Approximately 40 miles (64 km) from Manchester sits the City of Liverpool. Liverpool, like London, has had its fair share of songs written about it. Most famously, Liverpool lays claim to being the birthplace of The Beatles, even if not many of their songs are actually inspired by their home city. Formed in 1960 the band wrote only a handful of songs about places in Liverpool, which included Penny Lane and Strawberry fields. Despite this, they do include quite a lot of British references in their songs and there are plenty of places to visit while visiting Liverpool with links to the band. The Cavern Club where they played on a number of occasions, and the Casbah Coffee Club, where it all began, are among those spots to visit. So if you’re a bit of a fan then why not make the pilgrimage to the land of football, culture and music.
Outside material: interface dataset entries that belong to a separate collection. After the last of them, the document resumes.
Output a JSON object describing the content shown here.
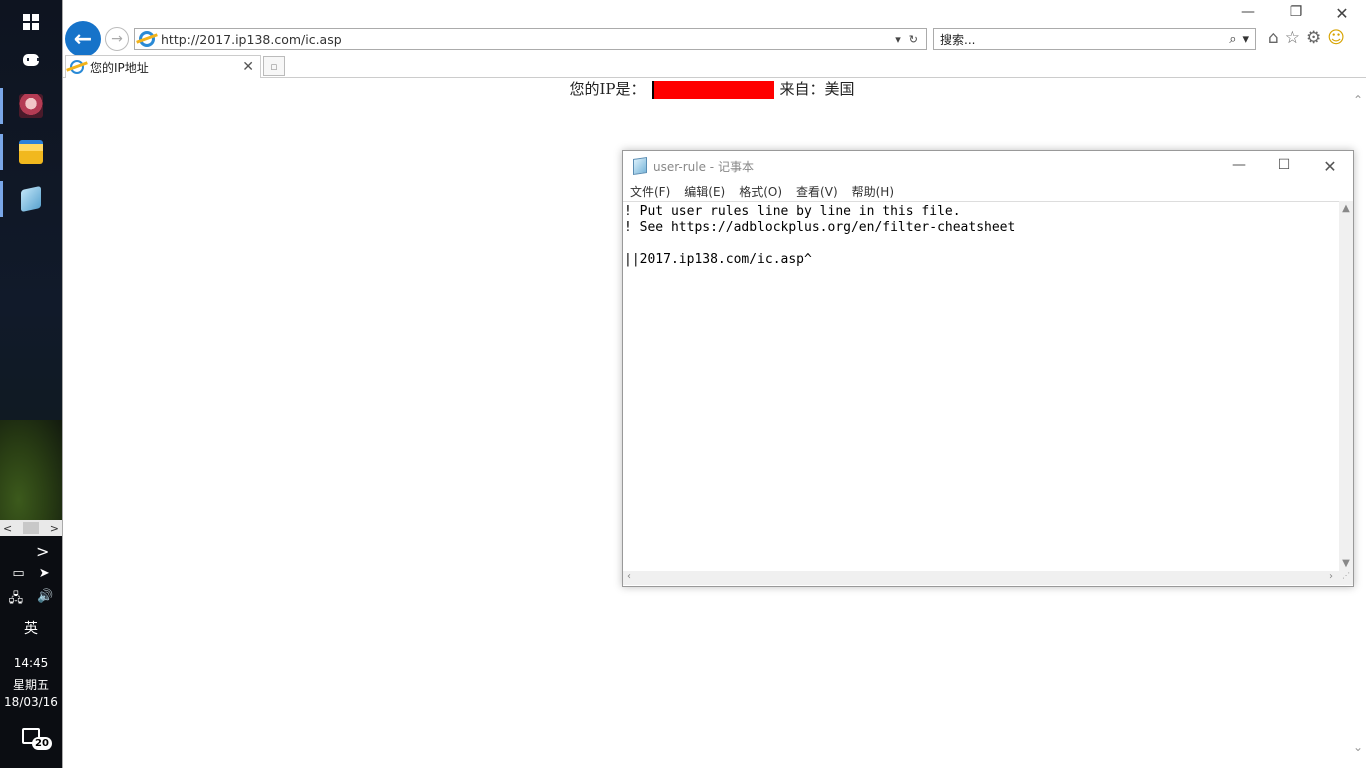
{
  "taskbar": {
    "scroll_left": "<",
    "scroll_right": ">",
    "tray_expand": ">",
    "ime": "英",
    "time": "14:45",
    "day": "星期五",
    "date": "18/03/16",
    "notification_count": "20"
  },
  "browser": {
    "url": "http://2017.ip138.com/ic.asp",
    "search_placeholder": "搜索...",
    "tab_title": "您的IP地址",
    "window": {
      "minimize": "—",
      "restore": "❐",
      "close": "✕"
    }
  },
  "page": {
    "ip_label": "您的IP是：",
    "from_text": "来自：美国",
    "redaction_color": "#ff0000"
  },
  "notepad": {
    "title": "user-rule - 记事本",
    "menu": [
      "文件(F)",
      "编辑(E)",
      "格式(O)",
      "查看(V)",
      "帮助(H)"
    ],
    "content": "! Put user rules line by line in this file.\n! See https://adblockplus.org/en/filter-cheatsheet\n\n||2017.ip138.com/ic.asp^"
  },
  "colors": {
    "accent_blue": "#1673c9",
    "taskbar_bg": "#111a2a"
  }
}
I don’t think it’s possible to talk about Dublin without mentioning one of the largest rock bands on the planet. U2 formed in Dublin in 1976 and have been rocking the world with their guitar riffs, politics and celebrating their Irishness all the way. They have won more Grammy awards than any other band and appear in Rolling Stone magazine’s 100 greatest artist of all time. Of their own songs about Dublin, ‘Bad’ covers a darker side to the city. If there is one thing to be said of their music and that of many other Irish bands, they certainly don’t lack passion. The Script’s 'Paint the Town Green’ plays with the saying 'paint the town red’ but changes the colour to that of the Irish national colour. They said in an interview that the song was about missing home. Dublin itself is a historic city, with a castle dating back to the 13th century, a cathedral founded in 1191, parks, museums and much more. If you want to continue your road trip then you can catch a ferry from Holyhead in Wales to Dublin in just under 2 hours.
Finally we head North to bonnie Scotland. Think Scotland, think Simple Minds, Belle & Sebastian, Biffy Clyro, Primal Scream, Chvrches and Mogwai. Some of the greatest music of the last few decades has emerged from Scotland and perhaps it’s easy to see why. The cities have emerged from their own socio-political backdrops and Scotland harbours a powerful and traumatic history that has often divided it from its southern counterparts. This aside, it’s scenery is rugged, the lochs hauntingly beautiful and the music often echoes this. Mogwai’s ‘Hungry Face’ track literally ticks through a cinematic ambient piece, which would accompany any trip into the wilds of Scotland. But what of songs that actually mention places in Scotland. Glasgow and Edinburgh feature heavily in songs and their titles but with all the great Scottish talent listed above, why pin the place down to one song. Let the music take you to the land of kilts, shortbread and monster legends. If you are musical, you may even be inspired to write something of your own.
Wherever the road takes you
A whistle-stop tour of the UK it might be, but there is definitely plenty to see and listen to along the way. Great British bands not mentioned here, but not forgotten, should also include Oasis, Coldplay, The Arctic Monkeys, Muse, Kasabian and The Verve. There’s definitely plenty of tracks to accompany you on your Great British Road Trip, or even rail, bike or walk. Whichever way you chose to explore, let the music take you.
Get Trip101 in your inbox